Former New Brunswick premier Frank McKenna’s family donated $1 million, and a list of others made up the other $4 million, including the LR Wilson Foundation, John and Judy Bragg, Bea Crawford and family, Margaret McCain, TD Bank, David and Betty-Jo Booth, and Brookfield Asset Management.

When journalist Bruce Wark asked to see the donor agreement between the school and its benefactors, Mount Allison spokesperson Laura Dillman told him the agreement is considered a private document.

James Turk, director of Ryerson University’s Centre for Free Expression, says that’s just not right.

Turk is a strong advocate for making university donors’ agreements public.

“I think it’s totally inappropriate for Mount Allison University to fail to disclose to the university community and the public the terms of a donor agreement that could have an impact on the academic program and nature of the university,” says Turk. “Mount Allison is a public university and needs to be transparent in these matters as many other universities are.”

Turk gives the example of the University of Toronto, which has agreed to make the terms of agreements on donations over $250,000 available to the public for the last 20 years.

“There’s absolutely nothing wrong with a university–especially when it’s being underfunded by provincial governments–to accept donations from corporations or donors, or whomever else,” says Turk.

But there is a key proviso, he says.

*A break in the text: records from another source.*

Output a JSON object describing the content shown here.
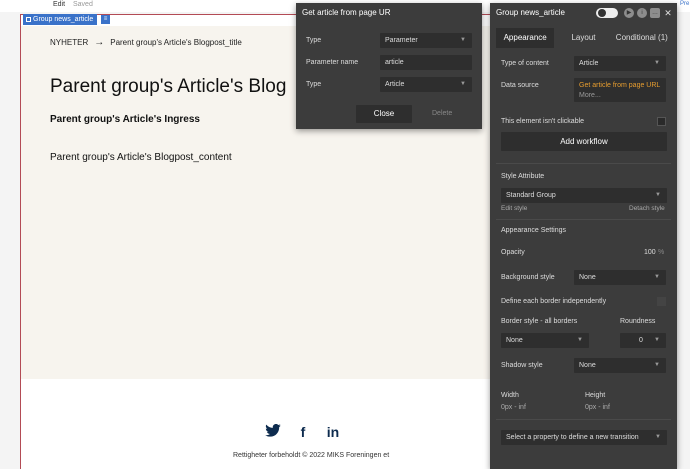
{
  "topbar": {
    "edit": "Edit",
    "saved": "Saved",
    "pre": "Pre"
  },
  "selection": {
    "label": "Group news_article"
  },
  "page": {
    "breadcrumb": {
      "section": "NYHETER",
      "arrow": "→",
      "current": "Parent group's Article's Blogpost_title"
    },
    "title": "Parent group's Article's Blog",
    "ingress": "Parent group's Article's Ingress",
    "content": "Parent group's Article's Blogpost_content",
    "social": {
      "twitter": "🐦",
      "facebook": "f",
      "linkedin": "in"
    },
    "copyright": "Rettigheter forbeholdt © 2022 MIKS Foreningen et"
  },
  "url_dialog": {
    "title": "Get article from page UR",
    "type_label": "Type",
    "type_value": "Parameter",
    "param_label": "Parameter name",
    "param_value": "article",
    "type2_label": "Type",
    "type2_value": "Article",
    "close": "Close",
    "delete": "Delete"
  },
  "inspector": {
    "title": "Group news_article",
    "tabs": [
      "Appearance",
      "Layout",
      "Conditional (1)"
    ],
    "type_of_content_label": "Type of content",
    "type_of_content_value": "Article",
    "data_source_label": "Data source",
    "data_source_value": "Get article from page URL",
    "data_source_more": "More...",
    "not_clickable_label": "This element isn't clickable",
    "add_workflow": "Add workflow",
    "style_attribute_label": "Style Attribute",
    "style_value": "Standard Group",
    "edit_style": "Edit style",
    "detach_style": "Detach style",
    "appearance_settings": "Appearance Settings",
    "opacity_label": "Opacity",
    "opacity_value": "100",
    "opacity_unit": "%",
    "background_label": "Background style",
    "background_value": "None",
    "border_independent_label": "Define each border independently",
    "border_style_label": "Border style - all borders",
    "roundness_label": "Roundness",
    "border_style_value": "None",
    "roundness_value": "0",
    "shadow_label": "Shadow style",
    "shadow_value": "None",
    "width_label": "Width",
    "width_value": "0px - inf",
    "height_label": "Height",
    "height_value": "0px - inf",
    "transition_placeholder": "Select a property to define a new transition"
  }
}
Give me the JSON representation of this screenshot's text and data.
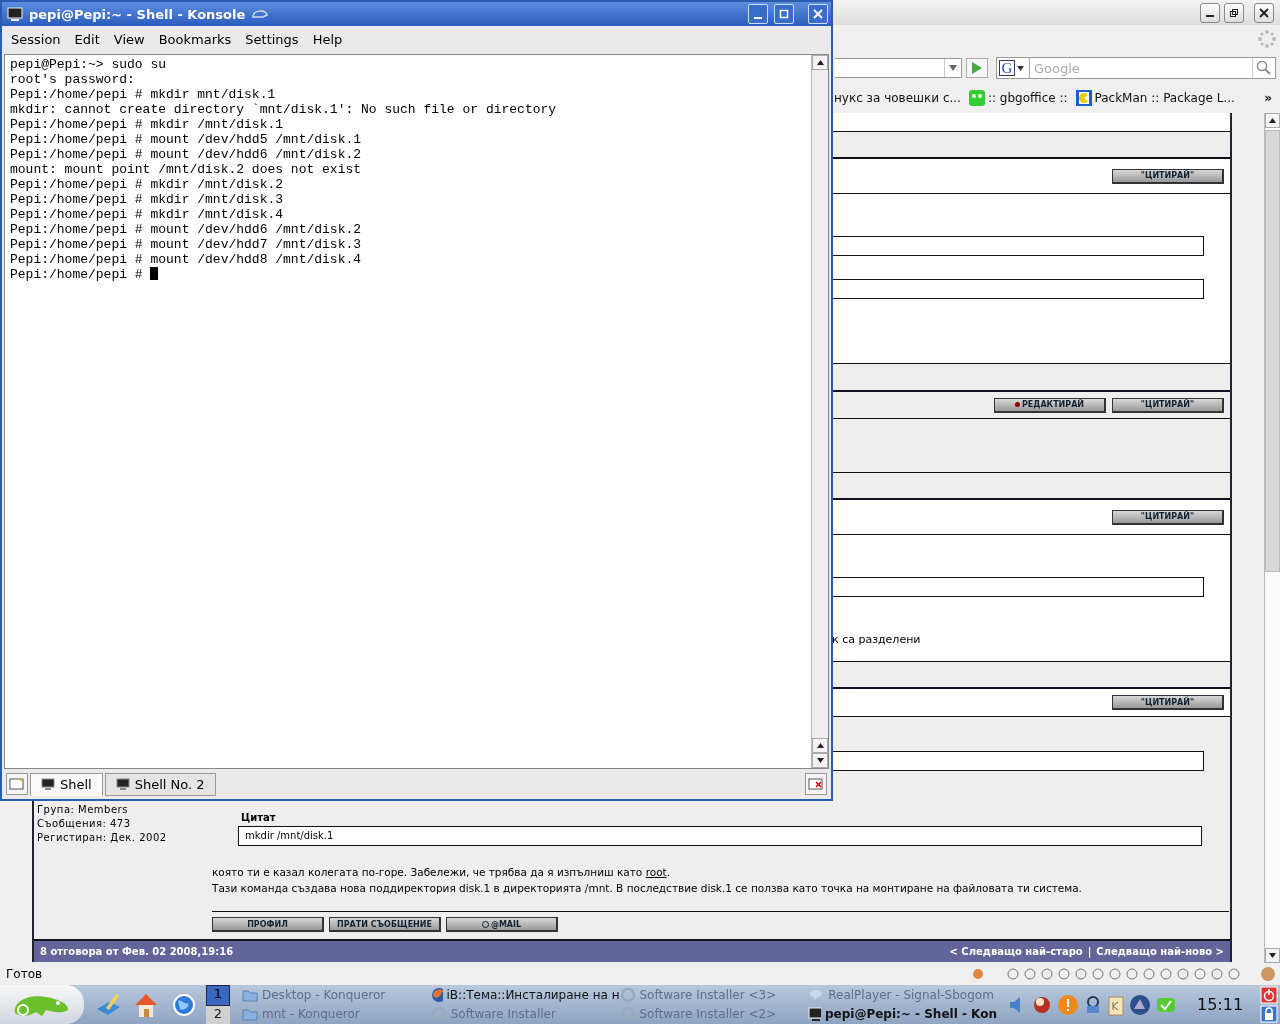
{
  "browser": {
    "search": {
      "placeholder": "Google",
      "engine": "G"
    },
    "bookmarks": [
      {
        "label": "нукс за човешки с..."
      },
      {
        "label": ":: gbgoffice ::"
      },
      {
        "label": "PackMan :: Package L..."
      }
    ],
    "more": "»",
    "posts": [
      {
        "buttons": [
          {
            "label": "\"ЦИТИРАЙ\"",
            "kind": "quote"
          }
        ]
      },
      {
        "buttons": [
          {
            "label": "РЕДАКТИРАЙ",
            "kind": "edit"
          },
          {
            "label": "\"ЦИТИРАЙ\"",
            "kind": "quote"
          }
        ]
      },
      {
        "buttons": [
          {
            "label": "\"ЦИТИРАЙ\"",
            "kind": "quote"
          }
        ],
        "line": "к са разделени"
      },
      {
        "buttons": [
          {
            "label": "\"ЦИТИРАЙ\"",
            "kind": "quote"
          }
        ]
      }
    ],
    "last_post": {
      "author_info": [
        "Група: Members",
        "Съобщения: 473",
        "Регистиран: Дек. 2002"
      ],
      "quote_label": "Цитат",
      "quote": "mkdir /mnt/disk.1",
      "paragraph_1": "която ти е казал колегата по-горе. Забележи, че трябва да я изпълниш като",
      "link": "root",
      "after_link": ".",
      "paragraph_2": "Тази команда създава нова поддиректория disk.1 в директорията /mnt. В последствие disk.1 се ползва като точка на монтиране на файловата ти система.",
      "buttons": [
        {
          "label": "ПРОФИЛ",
          "kind": "plain"
        },
        {
          "label": "ПРАТИ СЪОБЩЕНИЕ",
          "kind": "plain"
        },
        {
          "label": "@MAIL",
          "kind": "mail"
        }
      ]
    },
    "footer": {
      "left": "8 отговора от Фев. 02 2008,19:16",
      "links": [
        "< Следващо най-старо",
        "Следващо най-ново >"
      ],
      "separator": "|"
    },
    "status": "Готов"
  },
  "konsole": {
    "title": "pepi@Pepi:~ - Shell - Konsole",
    "menu": [
      "Session",
      "Edit",
      "View",
      "Bookmarks",
      "Settings",
      "Help"
    ],
    "lines": [
      "pepi@Pepi:~> sudo su",
      "root's password:",
      "Pepi:/home/pepi # mkdir mnt/disk.1",
      "mkdir: cannot create directory `mnt/disk.1': No such file or directory",
      "Pepi:/home/pepi # mkdir /mnt/disk.1",
      "Pepi:/home/pepi # mount /dev/hdd5 /mnt/disk.1",
      "Pepi:/home/pepi # mount /dev/hdd6 /mnt/disk.2",
      "mount: mount point /mnt/disk.2 does not exist",
      "Pepi:/home/pepi # mkdir /mnt/disk.2",
      "Pepi:/home/pepi # mkdir /mnt/disk.3",
      "Pepi:/home/pepi # mkdir /mnt/disk.4",
      "Pepi:/home/pepi # mount /dev/hdd6 /mnt/disk.2",
      "Pepi:/home/pepi # mount /dev/hdd7 /mnt/disk.3",
      "Pepi:/home/pepi # mount /dev/hdd8 /mnt/disk.4",
      "Pepi:/home/pepi # "
    ],
    "tabs": [
      {
        "label": "Shell",
        "selected": true
      },
      {
        "label": "Shell No. 2",
        "selected": false
      }
    ]
  },
  "taskbar": {
    "desktops": [
      {
        "label": "1",
        "selected": true
      },
      {
        "label": "2",
        "selected": false
      }
    ],
    "tasks": [
      {
        "label": "Desktop - Konqueror",
        "minimized": true,
        "active": false
      },
      {
        "label": "mnt - Konqueror",
        "minimized": true,
        "active": false
      },
      {
        "label": "iB::Тема::Инсталиране на н",
        "minimized": false,
        "active": false
      },
      {
        "label": "Software Installer",
        "minimized": true,
        "active": false
      },
      {
        "label": "Software Installer <3>",
        "minimized": true,
        "active": false
      },
      {
        "label": "Software Installer <2>",
        "minimized": true,
        "active": false
      },
      {
        "label": "RealPlayer - Signal-Sbogom",
        "minimized": true,
        "active": false
      },
      {
        "label": "pepi@Pepi:~ - Shell - Kon",
        "minimized": false,
        "active": true
      }
    ],
    "clock": "15:11"
  }
}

The university must ensure that it doesn’t compromise its academic integrity. “That is, that it doesn’t allow the donor to have any voice over any aspect of the academic program or research that the donation is funding.”

And that’s why transparent donor agreements are so important, he says. “The only way to know whether a donation is acceptable or not, is to read the fine print in the contract with the donor. And if universities are not prepared to make that donor agreement available, it makes me, for one, immediately suspicious that there’s something in the agreement that the university doesn’t want the public to know. Otherwise why would they deny access to it?”

When James Turk served as executive director of the Canadian Association of University Teachers (CAUT) in 2013, he compiled a comprehensive report on university collaborations with donors called Open for Business: On What Terms?

Turk says the key to donor agreements is that universities maintain complete control over decision making with regard to what they do with the money they are given.

“If it’s simply the naming, if they’re giving this money so that the school is named after McKenna, and there’s nothing more, well, that’s fine. If that’s all it is, why not make that clear? Why not share the agreement?” asks Turk.

“But if it’s giving the donors any say over who’s hired to teach in the school, what the programs of the school will be, what graduate students will be admitted, who the director will be, how the school conducts itself… If the donors are given any say whatsoever on any of those matters, it’s entirely inappropriate.”

Click here for the Warktimes report on the McKenna donation.